Goal of the exercise: Scan the entries below and say how many lines contain "current". Write only the number.

Page and application data records:
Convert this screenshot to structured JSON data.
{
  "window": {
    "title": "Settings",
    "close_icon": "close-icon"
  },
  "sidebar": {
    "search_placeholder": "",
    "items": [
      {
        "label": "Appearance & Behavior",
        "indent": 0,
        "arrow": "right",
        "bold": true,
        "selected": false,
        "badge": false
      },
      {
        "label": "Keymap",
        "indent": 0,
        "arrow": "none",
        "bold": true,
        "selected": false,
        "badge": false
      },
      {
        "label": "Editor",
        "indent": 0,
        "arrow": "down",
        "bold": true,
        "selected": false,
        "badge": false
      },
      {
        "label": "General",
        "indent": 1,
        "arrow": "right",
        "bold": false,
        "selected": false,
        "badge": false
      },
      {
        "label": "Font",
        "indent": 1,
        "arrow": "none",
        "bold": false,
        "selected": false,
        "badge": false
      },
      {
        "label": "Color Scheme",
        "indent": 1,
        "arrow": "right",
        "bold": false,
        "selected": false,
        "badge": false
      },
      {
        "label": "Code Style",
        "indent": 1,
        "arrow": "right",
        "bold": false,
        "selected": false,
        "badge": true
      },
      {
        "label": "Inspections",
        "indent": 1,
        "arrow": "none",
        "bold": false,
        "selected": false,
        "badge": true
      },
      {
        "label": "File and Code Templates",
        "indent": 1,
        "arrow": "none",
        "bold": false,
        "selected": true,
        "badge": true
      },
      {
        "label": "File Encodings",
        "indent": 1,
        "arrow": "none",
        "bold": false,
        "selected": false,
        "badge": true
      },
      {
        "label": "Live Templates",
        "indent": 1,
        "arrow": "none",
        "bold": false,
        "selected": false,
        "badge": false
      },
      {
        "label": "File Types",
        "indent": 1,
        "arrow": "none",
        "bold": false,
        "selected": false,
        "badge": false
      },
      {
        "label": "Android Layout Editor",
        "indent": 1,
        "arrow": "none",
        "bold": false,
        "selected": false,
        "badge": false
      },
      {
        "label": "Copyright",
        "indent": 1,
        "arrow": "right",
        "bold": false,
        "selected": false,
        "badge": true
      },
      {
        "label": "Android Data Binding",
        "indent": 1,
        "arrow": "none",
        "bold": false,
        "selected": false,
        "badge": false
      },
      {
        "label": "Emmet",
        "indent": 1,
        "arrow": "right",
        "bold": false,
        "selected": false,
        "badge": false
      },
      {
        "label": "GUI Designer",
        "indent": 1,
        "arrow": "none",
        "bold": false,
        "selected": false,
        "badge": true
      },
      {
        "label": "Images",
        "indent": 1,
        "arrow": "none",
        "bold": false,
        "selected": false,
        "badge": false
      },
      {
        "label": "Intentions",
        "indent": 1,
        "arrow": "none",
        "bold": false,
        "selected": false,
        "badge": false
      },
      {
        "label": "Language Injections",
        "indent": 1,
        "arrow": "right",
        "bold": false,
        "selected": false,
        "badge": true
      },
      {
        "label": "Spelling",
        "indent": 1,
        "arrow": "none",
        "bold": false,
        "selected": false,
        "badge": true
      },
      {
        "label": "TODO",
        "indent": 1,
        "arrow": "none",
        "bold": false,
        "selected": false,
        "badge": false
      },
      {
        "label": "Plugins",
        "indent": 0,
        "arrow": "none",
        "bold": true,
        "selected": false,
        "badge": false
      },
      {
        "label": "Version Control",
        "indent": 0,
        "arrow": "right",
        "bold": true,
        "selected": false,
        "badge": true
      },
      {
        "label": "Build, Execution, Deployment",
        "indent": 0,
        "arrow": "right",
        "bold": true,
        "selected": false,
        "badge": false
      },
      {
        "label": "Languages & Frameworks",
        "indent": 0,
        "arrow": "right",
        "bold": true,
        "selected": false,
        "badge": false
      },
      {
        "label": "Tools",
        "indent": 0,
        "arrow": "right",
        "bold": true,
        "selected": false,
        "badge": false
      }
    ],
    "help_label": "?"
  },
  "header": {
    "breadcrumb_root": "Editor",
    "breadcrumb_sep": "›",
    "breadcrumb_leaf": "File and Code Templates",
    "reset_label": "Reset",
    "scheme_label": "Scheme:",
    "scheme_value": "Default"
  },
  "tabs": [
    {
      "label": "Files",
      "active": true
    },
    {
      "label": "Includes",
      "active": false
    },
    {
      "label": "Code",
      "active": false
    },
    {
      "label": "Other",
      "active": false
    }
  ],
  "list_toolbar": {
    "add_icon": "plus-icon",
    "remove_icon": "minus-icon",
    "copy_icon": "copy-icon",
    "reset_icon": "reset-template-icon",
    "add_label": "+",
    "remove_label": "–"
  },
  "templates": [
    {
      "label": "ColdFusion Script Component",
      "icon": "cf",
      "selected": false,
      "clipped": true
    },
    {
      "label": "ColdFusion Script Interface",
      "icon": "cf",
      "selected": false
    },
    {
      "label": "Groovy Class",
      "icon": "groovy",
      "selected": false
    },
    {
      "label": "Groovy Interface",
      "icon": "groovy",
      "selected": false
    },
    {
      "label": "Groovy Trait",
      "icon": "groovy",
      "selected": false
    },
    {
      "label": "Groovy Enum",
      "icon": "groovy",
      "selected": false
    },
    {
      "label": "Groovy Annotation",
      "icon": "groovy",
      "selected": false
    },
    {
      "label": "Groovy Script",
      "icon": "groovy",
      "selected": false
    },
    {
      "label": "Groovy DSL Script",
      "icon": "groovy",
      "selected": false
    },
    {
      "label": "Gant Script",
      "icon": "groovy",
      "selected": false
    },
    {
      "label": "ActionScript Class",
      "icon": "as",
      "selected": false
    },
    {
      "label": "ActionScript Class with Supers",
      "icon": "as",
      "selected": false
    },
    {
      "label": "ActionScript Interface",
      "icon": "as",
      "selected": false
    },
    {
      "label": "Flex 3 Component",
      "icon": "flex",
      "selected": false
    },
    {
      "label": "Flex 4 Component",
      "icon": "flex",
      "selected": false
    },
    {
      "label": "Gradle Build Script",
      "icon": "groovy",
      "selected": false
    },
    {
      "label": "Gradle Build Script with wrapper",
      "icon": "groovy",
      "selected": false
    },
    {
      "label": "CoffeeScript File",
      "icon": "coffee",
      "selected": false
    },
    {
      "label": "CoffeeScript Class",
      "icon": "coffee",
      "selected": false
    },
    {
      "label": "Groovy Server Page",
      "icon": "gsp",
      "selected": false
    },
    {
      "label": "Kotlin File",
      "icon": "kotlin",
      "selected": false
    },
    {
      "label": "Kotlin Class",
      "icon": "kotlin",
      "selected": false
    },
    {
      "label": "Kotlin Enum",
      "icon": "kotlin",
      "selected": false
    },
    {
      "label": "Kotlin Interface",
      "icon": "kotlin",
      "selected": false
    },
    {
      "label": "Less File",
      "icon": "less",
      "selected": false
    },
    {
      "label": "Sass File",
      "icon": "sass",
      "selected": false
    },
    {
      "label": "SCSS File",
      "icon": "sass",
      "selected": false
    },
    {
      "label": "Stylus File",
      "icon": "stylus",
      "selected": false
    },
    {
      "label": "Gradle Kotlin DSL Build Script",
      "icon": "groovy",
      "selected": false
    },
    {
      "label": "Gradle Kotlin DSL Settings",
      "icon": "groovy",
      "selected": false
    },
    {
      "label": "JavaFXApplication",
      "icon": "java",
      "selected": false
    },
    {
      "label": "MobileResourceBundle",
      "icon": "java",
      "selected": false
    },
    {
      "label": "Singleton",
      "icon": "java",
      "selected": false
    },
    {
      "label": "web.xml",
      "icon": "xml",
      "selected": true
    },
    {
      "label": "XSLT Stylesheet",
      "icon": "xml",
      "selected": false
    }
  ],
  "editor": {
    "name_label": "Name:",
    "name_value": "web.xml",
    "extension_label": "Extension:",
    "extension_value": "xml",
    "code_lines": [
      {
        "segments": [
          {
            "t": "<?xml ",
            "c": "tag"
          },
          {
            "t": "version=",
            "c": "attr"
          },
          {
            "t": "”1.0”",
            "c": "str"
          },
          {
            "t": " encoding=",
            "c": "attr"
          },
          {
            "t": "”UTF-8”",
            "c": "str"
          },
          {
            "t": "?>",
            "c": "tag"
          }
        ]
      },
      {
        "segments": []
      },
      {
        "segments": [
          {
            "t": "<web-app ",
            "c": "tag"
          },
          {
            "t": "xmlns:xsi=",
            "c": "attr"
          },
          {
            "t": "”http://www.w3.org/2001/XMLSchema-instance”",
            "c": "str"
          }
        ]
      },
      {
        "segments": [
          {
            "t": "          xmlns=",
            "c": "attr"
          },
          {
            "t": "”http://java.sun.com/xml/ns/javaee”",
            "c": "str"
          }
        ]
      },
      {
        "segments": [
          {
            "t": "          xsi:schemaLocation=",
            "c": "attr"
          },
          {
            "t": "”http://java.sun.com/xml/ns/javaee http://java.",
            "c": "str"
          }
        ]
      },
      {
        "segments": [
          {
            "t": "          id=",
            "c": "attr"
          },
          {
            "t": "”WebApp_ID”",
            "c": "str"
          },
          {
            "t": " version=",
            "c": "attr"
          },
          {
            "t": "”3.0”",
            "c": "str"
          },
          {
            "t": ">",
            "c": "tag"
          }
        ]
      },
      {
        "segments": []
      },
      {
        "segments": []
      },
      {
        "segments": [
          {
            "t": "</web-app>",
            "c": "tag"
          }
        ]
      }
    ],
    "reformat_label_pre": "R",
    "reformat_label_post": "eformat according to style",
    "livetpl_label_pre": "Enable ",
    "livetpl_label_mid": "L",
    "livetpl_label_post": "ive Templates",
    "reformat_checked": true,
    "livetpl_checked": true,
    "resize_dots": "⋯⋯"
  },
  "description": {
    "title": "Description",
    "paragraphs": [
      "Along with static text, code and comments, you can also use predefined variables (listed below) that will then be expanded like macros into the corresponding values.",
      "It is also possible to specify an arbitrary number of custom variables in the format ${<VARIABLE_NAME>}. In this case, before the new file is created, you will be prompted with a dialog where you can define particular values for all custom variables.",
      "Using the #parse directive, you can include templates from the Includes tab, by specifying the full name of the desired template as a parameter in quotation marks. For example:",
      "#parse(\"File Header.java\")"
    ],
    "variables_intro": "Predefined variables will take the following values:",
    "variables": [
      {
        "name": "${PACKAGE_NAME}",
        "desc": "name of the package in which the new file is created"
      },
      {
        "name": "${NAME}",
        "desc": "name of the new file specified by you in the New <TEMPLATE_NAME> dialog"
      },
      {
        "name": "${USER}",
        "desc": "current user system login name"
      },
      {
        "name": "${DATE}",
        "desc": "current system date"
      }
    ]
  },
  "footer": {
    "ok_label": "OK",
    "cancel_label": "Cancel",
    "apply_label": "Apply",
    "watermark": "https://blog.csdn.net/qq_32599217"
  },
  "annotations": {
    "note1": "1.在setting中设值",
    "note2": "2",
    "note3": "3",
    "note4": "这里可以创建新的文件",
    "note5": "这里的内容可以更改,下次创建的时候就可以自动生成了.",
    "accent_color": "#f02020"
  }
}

Exercise result: 2